Carlisle Cathedral was built on the site of an earlier church, with records telling us of a disastrous fire in around 876, when the town of Carlisle was sacked by the Danes\Vikings. The church remained in ruin for over 200 years, until William II, Rufus, William the Conqueror’s successor, took the city of Carlisle from the Scots, and financed the reconstruction of the building in 1092. Under the new Norman rulers, the city flourished, with its new castle at the North end of the city, and much emphasis on trade and religious learning.
The building of the church (it wasn’t a cathedral yet!) coincided with the Norman advance into the farther reaches of the North of England, and there are many motte and bailey castles appearing in Cumbria, Yorkshire, Lancashire and Northumberland at this time.
When Henry I succeeded his brother in 1100, rebuilding of the collegiate church was well under way, with a group of secular canons responsible for the running of the church and its lands in Carlisle. These canons, who had been the landlords since 1092, were eventually superceded by the Augustinian canons in 1123. It was during this period, that a new nave and south transept were added to the existing buildings.
In 1133, Henry I created the Diocese of Carlisle, and the church became a cathedral, still very much a work in progress at this time. The cathedral’s first Bishop was Athelwold. The creation of the Diocese of Carlisle was a tactical move on Henry’s part. The North of England, Cumberland and Northumberland were, up until the Norman invasion, an unruly border region, with the Bishop of Glasgow regularly attempting to bring Cumberland under his spiritual influence. Now that Henry had the Diocese of Carlisle in place, there was good reason to garrison the city, provide protection to the people of the region and garner support against the restless Scots.
However, it wasn’t long before the Scots flexed their military muscle, and moving south, took the city of Carlisle back under their control in 1135. It remained part of Scotland until it was taken back again in 1157 by Henry II. By this time, the cathedral had undergone more building and extension, and was a typically cruciform type ecclesiastical building.
It is via a mixture of natural disaster, civil war and rebuilding that the building we see today has come about.

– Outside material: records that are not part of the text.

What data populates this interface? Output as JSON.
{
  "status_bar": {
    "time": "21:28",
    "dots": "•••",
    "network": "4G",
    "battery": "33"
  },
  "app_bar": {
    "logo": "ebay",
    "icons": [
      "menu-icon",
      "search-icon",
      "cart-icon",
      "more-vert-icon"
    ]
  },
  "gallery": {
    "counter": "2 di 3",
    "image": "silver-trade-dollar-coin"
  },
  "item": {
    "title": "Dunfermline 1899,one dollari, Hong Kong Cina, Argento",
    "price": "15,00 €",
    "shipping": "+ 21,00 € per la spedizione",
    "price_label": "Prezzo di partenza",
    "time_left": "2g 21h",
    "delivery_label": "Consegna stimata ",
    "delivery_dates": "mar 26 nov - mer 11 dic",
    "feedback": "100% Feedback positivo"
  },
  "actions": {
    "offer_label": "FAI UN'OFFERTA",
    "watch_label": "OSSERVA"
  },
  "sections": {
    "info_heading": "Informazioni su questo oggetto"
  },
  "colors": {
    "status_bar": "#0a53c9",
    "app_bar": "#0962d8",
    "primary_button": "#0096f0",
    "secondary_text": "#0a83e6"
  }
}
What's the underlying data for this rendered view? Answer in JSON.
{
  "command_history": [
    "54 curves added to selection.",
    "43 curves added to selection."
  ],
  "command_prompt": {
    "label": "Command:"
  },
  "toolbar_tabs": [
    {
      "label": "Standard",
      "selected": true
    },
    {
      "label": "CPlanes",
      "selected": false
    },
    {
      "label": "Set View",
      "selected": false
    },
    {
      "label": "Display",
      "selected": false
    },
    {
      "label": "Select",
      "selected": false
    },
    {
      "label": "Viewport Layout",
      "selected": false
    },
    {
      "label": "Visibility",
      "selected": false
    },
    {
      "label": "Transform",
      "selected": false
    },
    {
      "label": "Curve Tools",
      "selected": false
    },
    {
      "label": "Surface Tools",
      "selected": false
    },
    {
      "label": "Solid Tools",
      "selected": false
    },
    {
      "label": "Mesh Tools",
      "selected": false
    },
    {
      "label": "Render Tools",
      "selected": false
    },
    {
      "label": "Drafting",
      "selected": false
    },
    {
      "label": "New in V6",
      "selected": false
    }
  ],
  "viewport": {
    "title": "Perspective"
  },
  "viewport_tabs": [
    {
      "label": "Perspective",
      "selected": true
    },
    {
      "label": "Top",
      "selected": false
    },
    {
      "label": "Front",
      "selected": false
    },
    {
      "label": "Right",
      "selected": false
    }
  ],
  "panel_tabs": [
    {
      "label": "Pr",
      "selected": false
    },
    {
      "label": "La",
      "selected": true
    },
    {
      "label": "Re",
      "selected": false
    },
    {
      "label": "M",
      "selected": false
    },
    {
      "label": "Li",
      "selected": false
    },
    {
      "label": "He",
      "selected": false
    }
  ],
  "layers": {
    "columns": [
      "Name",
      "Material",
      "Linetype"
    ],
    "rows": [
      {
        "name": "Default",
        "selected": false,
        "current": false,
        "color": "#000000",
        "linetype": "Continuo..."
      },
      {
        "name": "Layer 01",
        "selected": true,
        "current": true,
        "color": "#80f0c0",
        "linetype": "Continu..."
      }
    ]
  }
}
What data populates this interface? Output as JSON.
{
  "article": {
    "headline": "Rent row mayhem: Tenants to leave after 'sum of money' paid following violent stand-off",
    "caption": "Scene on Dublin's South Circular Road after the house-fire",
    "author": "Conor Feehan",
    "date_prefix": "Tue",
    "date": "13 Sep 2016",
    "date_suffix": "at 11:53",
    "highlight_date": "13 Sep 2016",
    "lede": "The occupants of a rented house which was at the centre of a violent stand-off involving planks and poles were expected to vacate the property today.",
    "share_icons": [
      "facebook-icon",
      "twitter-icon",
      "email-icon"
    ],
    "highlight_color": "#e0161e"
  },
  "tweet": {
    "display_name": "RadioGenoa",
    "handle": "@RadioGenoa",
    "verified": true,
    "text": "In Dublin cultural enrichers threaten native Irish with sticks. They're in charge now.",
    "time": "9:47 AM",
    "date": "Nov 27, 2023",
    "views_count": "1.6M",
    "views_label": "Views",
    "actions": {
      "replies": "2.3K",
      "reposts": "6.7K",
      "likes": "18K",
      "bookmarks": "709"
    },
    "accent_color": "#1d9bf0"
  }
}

In 1292, the newly built choir was destroyed by fire, not being rebuilt until 1315. In 1380, the massive tower collapsed during a ‘great storm’ not only destroying itself, but also demolishing the north transept. It was rebuilt between 1400 and 1420, with more extensive building work being undertaken between 1465 and 1499. In around 1500, the Prior’s tower was built, providing fortified accommodation for the Prior Gondibour. In 1528, Prior Slee’s gatehouse was built, adding more security for the cathedral precincts along with the wall encircling the grounds.
With various armies occupying the city between 1645 and 1746, buildings were robbed of stone, demolished, used as prisons and even used to store armaments and weaponry. The Fratery, the building across the yard from the cathedral was used to store a large number of military items, including salletts, horse harnesses, breast plates, chain mail, halberds and various other implements. The windows were shuttered, and entry barred by use of draw bars secured from within.
The tower is even thought to have played a small part in the fortification of the city, with the stair tower that can be seen jutting from the very top of the tower, most likely being used as a look out with the possibility that there was also a beacon lit on the roof to warn of the advance of the Scots.
In the 1644-1646 civil war, the western portion of the nave was destroyed to make way for barracks by General Leslie. He also ordered his men to remove stone from the buildings here in order that the castle walls be repaired for the Parliamentary forces then garrisoning the city.
The cathedral was used to imprison Jacobite prisoners when the city was retaken from Bonnie Prince Charlie’s men in 1746, with dozens of his men kept secure in the nave.
The cathedral underwent major restoration between 1853 and 1856, under the watchful eye of Dean Tait, with much of the cathedral being rebuilt and modernised. Such was the extent of this rebuilding, that much of the early Norman and medieval structure has been hidden within new walls, or removed altogether.